The $90 billion in annual cross-border trade and $1.45 billion in retail shopping supports nearly 100,000 jobs in the El Paso region, he said. Companies in El Paso manufacture components that go into medical devices that are assembled in Mexico. The city also is a base for a massive logistics industry that revolves around trade with Mexico, including trucking and warehouse companies as well as accountants, attorneys and consultants involved in business negotiations.

“We had retooled our local economy to make the best of the situation,” O’Rourke said, referring to the tens of thousands of jobs lost immediately following the 1994 NAFTA deal. “Now we have a president who is coming in to say we are going to do away with all that. That will not stop Mexico from manufacturing and trading. They will just stop doing it with us. They will find willing partners with Asian economies and businesses all over the world.”

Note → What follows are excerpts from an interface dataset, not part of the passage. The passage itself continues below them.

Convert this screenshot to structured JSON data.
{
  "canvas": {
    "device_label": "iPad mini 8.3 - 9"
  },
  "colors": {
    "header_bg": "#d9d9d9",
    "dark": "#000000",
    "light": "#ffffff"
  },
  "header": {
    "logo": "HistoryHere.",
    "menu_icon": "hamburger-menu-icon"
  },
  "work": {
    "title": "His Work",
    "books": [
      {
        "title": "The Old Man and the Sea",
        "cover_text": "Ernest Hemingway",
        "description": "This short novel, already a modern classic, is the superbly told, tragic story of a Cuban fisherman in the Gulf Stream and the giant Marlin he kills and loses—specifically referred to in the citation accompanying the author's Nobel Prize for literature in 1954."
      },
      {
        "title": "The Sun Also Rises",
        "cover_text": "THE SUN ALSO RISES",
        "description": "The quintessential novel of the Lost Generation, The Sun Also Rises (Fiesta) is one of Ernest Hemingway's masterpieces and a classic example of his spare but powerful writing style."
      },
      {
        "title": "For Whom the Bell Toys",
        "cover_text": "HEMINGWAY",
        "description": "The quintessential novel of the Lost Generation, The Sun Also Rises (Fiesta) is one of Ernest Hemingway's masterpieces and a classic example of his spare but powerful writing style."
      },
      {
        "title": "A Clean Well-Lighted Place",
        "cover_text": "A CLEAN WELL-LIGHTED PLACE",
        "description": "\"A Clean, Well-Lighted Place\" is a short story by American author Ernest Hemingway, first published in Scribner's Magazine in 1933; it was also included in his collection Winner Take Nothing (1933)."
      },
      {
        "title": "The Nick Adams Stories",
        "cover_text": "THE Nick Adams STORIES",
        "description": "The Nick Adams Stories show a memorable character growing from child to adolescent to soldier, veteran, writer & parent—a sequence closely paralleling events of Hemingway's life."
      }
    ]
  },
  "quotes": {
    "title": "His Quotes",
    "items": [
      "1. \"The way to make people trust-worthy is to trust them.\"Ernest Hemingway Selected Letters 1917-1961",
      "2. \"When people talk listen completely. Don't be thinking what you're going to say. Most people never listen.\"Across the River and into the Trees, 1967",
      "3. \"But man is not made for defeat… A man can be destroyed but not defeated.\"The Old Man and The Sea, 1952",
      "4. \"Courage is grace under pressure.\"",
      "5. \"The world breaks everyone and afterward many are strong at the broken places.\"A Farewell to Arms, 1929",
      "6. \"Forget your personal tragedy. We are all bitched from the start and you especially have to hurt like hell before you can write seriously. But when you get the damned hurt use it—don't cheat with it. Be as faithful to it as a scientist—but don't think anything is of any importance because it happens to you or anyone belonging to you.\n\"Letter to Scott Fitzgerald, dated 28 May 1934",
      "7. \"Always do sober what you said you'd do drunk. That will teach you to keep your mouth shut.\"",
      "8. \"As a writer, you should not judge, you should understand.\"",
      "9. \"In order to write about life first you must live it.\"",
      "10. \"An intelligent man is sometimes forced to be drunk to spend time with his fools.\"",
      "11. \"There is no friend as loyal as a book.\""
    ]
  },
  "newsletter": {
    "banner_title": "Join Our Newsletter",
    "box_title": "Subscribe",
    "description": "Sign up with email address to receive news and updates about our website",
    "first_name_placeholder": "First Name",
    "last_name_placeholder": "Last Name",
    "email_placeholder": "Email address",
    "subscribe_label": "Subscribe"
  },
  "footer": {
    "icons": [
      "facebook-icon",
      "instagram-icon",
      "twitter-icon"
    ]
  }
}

The jobs created in Mexico are vital to local commerce on the U.S. side of the border. The 20,000-person town of Nogales, Ariz., is economically dependent upon laborers and tourists from Nogales, Mexico, a town ten times the size of its U.S. counterpart, said Tony Sedgwick, who sits on the board of directors of the Border Community Alliance. Mexicans with paychecks and bank accounts are issued border crossing cards allowing them to visit Nogales, Ariz.

“We have a Home Depot, a Walmart, a Ross; 95 percent of their customers are Mexicans walking or driving across the border to shop,” said Sedgwick, a rancher, businessman and former lawyer

“For us, the border is a doorway, a place of opportunity,” he said. “We are an integrated economy in the border region.”